"""
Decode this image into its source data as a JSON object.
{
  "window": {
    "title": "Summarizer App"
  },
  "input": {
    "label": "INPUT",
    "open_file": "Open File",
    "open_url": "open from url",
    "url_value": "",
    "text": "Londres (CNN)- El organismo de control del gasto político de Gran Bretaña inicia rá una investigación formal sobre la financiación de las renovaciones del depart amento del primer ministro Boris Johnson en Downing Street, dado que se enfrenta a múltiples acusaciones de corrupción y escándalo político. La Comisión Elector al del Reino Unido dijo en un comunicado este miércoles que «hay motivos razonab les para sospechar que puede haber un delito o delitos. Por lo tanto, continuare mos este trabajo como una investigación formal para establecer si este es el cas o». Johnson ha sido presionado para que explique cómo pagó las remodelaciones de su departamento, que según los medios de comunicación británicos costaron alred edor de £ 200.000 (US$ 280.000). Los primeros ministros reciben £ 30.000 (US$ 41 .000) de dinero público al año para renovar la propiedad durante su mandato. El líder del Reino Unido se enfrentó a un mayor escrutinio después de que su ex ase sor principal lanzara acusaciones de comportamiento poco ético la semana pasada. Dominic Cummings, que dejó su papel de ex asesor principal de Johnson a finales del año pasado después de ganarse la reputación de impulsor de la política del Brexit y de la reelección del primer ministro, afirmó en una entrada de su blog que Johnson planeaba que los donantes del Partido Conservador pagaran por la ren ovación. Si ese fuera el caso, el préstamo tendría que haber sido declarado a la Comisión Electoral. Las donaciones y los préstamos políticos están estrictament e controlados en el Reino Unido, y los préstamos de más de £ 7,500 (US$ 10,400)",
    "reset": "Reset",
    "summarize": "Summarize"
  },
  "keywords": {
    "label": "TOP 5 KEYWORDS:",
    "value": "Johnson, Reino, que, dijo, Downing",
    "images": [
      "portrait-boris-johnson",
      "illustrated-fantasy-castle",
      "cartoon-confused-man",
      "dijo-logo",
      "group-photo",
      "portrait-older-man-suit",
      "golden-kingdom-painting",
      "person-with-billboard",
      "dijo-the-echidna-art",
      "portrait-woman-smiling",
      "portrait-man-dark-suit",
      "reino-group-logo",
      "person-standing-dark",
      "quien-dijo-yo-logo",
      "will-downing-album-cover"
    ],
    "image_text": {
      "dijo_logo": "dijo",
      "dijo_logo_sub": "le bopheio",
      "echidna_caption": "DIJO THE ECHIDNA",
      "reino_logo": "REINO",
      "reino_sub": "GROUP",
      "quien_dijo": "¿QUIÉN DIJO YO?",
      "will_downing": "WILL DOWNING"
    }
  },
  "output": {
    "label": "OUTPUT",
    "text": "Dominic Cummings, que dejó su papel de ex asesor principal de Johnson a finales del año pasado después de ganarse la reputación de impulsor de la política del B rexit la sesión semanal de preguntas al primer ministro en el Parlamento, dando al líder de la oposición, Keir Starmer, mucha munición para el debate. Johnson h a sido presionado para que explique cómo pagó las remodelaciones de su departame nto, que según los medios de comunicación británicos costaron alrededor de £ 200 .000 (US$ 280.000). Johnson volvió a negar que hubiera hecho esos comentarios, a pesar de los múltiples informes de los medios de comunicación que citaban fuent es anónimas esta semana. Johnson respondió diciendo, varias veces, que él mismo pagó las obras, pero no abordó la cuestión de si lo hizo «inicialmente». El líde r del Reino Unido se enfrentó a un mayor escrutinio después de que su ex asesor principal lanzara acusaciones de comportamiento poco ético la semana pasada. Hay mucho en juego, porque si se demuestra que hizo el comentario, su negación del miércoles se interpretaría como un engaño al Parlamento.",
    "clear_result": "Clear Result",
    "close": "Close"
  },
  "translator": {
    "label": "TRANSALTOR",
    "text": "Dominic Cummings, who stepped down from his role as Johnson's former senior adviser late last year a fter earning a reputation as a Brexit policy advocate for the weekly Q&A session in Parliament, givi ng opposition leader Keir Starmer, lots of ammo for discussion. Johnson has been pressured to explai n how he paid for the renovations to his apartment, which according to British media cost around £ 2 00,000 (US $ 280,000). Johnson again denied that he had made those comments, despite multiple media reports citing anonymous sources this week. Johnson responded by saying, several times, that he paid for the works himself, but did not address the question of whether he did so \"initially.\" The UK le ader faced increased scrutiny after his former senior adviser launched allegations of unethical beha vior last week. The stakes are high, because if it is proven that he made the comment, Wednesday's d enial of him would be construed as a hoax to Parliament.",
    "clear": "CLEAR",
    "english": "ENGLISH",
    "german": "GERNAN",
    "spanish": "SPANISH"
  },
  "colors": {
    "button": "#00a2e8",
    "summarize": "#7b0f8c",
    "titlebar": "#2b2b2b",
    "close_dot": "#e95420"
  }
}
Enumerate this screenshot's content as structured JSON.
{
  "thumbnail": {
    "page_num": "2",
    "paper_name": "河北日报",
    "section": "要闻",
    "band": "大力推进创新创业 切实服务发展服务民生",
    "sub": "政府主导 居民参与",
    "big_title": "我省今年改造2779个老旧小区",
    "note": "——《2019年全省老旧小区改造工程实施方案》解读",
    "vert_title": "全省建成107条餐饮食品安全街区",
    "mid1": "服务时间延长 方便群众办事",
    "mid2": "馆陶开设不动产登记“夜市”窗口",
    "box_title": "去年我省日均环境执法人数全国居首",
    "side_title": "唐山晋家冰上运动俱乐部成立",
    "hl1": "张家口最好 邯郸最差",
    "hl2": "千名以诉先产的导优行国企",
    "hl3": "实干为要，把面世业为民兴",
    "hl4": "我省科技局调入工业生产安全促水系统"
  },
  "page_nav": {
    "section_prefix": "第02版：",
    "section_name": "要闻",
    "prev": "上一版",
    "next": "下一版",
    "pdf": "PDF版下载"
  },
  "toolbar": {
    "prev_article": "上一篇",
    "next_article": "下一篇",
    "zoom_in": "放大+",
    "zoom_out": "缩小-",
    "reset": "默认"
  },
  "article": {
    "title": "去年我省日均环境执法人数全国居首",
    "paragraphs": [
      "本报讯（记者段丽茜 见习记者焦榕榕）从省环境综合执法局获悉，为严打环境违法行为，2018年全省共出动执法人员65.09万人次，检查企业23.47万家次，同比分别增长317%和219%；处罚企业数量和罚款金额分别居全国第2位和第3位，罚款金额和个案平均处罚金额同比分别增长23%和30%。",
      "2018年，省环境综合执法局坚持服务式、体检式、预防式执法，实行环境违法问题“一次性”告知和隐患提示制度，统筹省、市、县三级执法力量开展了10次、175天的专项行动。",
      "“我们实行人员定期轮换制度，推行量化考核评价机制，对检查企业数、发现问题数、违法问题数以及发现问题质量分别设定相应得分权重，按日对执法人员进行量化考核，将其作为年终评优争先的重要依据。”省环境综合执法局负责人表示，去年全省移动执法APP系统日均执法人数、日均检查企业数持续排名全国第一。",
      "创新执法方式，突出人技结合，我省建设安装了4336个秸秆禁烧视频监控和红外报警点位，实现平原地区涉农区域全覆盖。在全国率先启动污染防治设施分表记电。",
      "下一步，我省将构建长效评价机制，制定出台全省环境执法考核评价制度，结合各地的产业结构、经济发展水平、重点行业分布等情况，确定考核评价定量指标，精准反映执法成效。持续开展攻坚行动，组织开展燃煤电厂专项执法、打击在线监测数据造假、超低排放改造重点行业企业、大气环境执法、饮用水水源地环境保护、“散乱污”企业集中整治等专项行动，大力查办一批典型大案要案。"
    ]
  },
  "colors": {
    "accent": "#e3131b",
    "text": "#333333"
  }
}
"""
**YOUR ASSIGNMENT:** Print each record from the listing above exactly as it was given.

**COMPLETED EXERCISE:**
Decode this image into its source data as a JSON object.
{
  "window": {
    "title": "Summarizer App"
  },
  "input": {
    "label": "INPUT",
    "open_file": "Open File",
    "open_url": "open from url",
    "url_value": "",
    "text": "Londres (CNN)- El organismo de control del gasto político de Gran Bretaña inicia rá una investigación formal sobre la financiación de las renovaciones del depart amento del primer ministro Boris Johnson en Downing Street, dado que se enfrenta a múltiples acusaciones de corrupción y escándalo político. La Comisión Elector al del Reino Unido dijo en un comunicado este miércoles que «hay motivos razonab les para sospechar que puede haber un delito o delitos. Por lo tanto, continuare mos este trabajo como una investigación formal para establecer si este es el cas o». Johnson ha sido presionado para que explique cómo pagó las remodelaciones de su departamento, que según los medios de comunicación británicos costaron alred edor de £ 200.000 (US$ 280.000). Los primeros ministros reciben £ 30.000 (US$ 41 .000) de dinero público al año para renovar la propiedad durante su mandato. El líder del Reino Unido se enfrentó a un mayor escrutinio después de que su ex ase sor principal lanzara acusaciones de comportamiento poco ético la semana pasada. Dominic Cummings, que dejó su papel de ex asesor principal de Johnson a finales del año pasado después de ganarse la reputación de impulsor de la política del Brexit y de la reelección del primer ministro, afirmó en una entrada de su blog que Johnson planeaba que los donantes del Partido Conservador pagaran por la ren ovación. Si ese fuera el caso, el préstamo tendría que haber sido declarado a la Comisión Electoral. Las donaciones y los préstamos políticos están estrictament e controlados en el Reino Unido, y los préstamos de más de £ 7,500 (US$ 10,400)",
    "reset": "Reset",
    "summarize": "Summarize"
  },
  "keywords": {
    "label": "TOP 5 KEYWORDS:",
    "value": "Johnson, Reino, que, dijo, Downing",
    "images": [
      "portrait-boris-johnson",
      "illustrated-fantasy-castle",
      "cartoon-confused-man",
      "dijo-logo",
      "group-photo",
      "portrait-older-man-suit",
      "golden-kingdom-painting",
      "person-with-billboard",
      "dijo-the-echidna-art",
      "portrait-woman-smiling",
      "portrait-man-dark-suit",
      "reino-group-logo",
      "person-standing-dark",
      "quien-dijo-yo-logo",
      "will-downing-album-cover"
    ],
    "image_text": {
      "dijo_logo": "dijo",
      "dijo_logo_sub": "le bopheio",
      "echidna_caption": "DIJO THE ECHIDNA",
      "reino_logo": "REINO",
      "reino_sub": "GROUP",
      "quien_dijo": "¿QUIÉN DIJO YO?",
      "will_downing": "WILL DOWNING"
    }
  },
  "output": {
    "label": "OUTPUT",
    "text": "Dominic Cummings, que dejó su papel de ex asesor principal de Johnson a finales del año pasado después de ganarse la reputación de impulsor de la política del B rexit la sesión semanal de preguntas al primer ministro en el Parlamento, dando al líder de la oposición, Keir Starmer, mucha munición para el debate. Johnson h a sido presionado para que explique cómo pagó las remodelaciones de su departame nto, que según los medios de comunicación británicos costaron alrededor de £ 200 .000 (US$ 280.000). Johnson volvió a negar que hubiera hecho esos comentarios, a pesar de los múltiples informes de los medios de comunicación que citaban fuent es anónimas esta semana. Johnson respondió diciendo, varias veces, que él mismo pagó las obras, pero no abordó la cuestión de si lo hizo «inicialmente». El líde r del Reino Unido se enfrentó a un mayor escrutinio después de que su ex asesor principal lanzara acusaciones de comportamiento poco ético la semana pasada. Hay mucho en juego, porque si se demuestra que hizo el comentario, su negación del miércoles se interpretaría como un engaño al Parlamento.",
    "clear_result": "Clear Result",
    "close": "Close"
  },
  "translator": {
    "label": "TRANSALTOR",
    "text": "Dominic Cummings, who stepped down from his role as Johnson's former senior adviser late last year a fter earning a reputation as a Brexit policy advocate for the weekly Q&A session in Parliament, givi ng opposition leader Keir Starmer, lots of ammo for discussion. Johnson has been pressured to explai n how he paid for the renovations to his apartment, which according to British media cost around £ 2 00,000 (US $ 280,000). Johnson again denied that he had made those comments, despite multiple media reports citing anonymous sources this week. Johnson responded by saying, several times, that he paid for the works himself, but did not address the question of whether he did so \"initially.\" The UK le ader faced increased scrutiny after his former senior adviser launched allegations of unethical beha vior last week. The stakes are high, because if it is proven that he made the comment, Wednesday's d enial of him would be construed as a hoax to Parliament.",
    "clear": "CLEAR",
    "english": "ENGLISH",
    "german": "GERNAN",
    "spanish": "SPANISH"
  },
  "colors": {
    "button": "#00a2e8",
    "summarize": "#7b0f8c",
    "titlebar": "#2b2b2b",
    "close_dot": "#e95420"
  }
}
Enumerate this screenshot's content as structured JSON.
{
  "thumbnail": {
    "page_num": "2",
    "paper_name": "河北日报",
    "section": "要闻",
    "band": "大力推进创新创业 切实服务发展服务民生",
    "sub": "政府主导 居民参与",
    "big_title": "我省今年改造2779个老旧小区",
    "note": "——《2019年全省老旧小区改造工程实施方案》解读",
    "vert_title": "全省建成107条餐饮食品安全街区",
    "mid1": "服务时间延长 方便群众办事",
    "mid2": "馆陶开设不动产登记“夜市”窗口",
    "box_title": "去年我省日均环境执法人数全国居首",
    "side_title": "唐山晋家冰上运动俱乐部成立",
    "hl1": "张家口最好 邯郸最差",
    "hl2": "千名以诉先产的导优行国企",
    "hl3": "实干为要，把面世业为民兴",
    "hl4": "我省科技局调入工业生产安全促水系统"
  },
  "page_nav": {
    "section_prefix": "第02版：",
    "section_name": "要闻",
    "prev": "上一版",
    "next": "下一版",
    "pdf": "PDF版下载"
  },
  "toolbar": {
    "prev_article": "上一篇",
    "next_article": "下一篇",
    "zoom_in": "放大+",
    "zoom_out": "缩小-",
    "reset": "默认"
  },
  "article": {
    "title": "去年我省日均环境执法人数全国居首",
    "paragraphs": [
      "本报讯（记者段丽茜 见习记者焦榕榕）从省环境综合执法局获悉，为严打环境违法行为，2018年全省共出动执法人员65.09万人次，检查企业23.47万家次，同比分别增长317%和219%；处罚企业数量和罚款金额分别居全国第2位和第3位，罚款金额和个案平均处罚金额同比分别增长23%和30%。",
      "2018年，省环境综合执法局坚持服务式、体检式、预防式执法，实行环境违法问题“一次性”告知和隐患提示制度，统筹省、市、县三级执法力量开展了10次、175天的专项行动。",
      "“我们实行人员定期轮换制度，推行量化考核评价机制，对检查企业数、发现问题数、违法问题数以及发现问题质量分别设定相应得分权重，按日对执法人员进行量化考核，将其作为年终评优争先的重要依据。”省环境综合执法局负责人表示，去年全省移动执法APP系统日均执法人数、日均检查企业数持续排名全国第一。",
      "创新执法方式，突出人技结合，我省建设安装了4336个秸秆禁烧视频监控和红外报警点位，实现平原地区涉农区域全覆盖。在全国率先启动污染防治设施分表记电。",
      "下一步，我省将构建长效评价机制，制定出台全省环境执法考核评价制度，结合各地的产业结构、经济发展水平、重点行业分布等情况，确定考核评价定量指标，精准反映执法成效。持续开展攻坚行动，组织开展燃煤电厂专项执法、打击在线监测数据造假、超低排放改造重点行业企业、大气环境执法、饮用水水源地环境保护、“散乱污”企业集中整治等专项行动，大力查办一批典型大案要案。"
    ]
  },
  "colors": {
    "accent": "#e3131b",
    "text": "#333333"
  }
}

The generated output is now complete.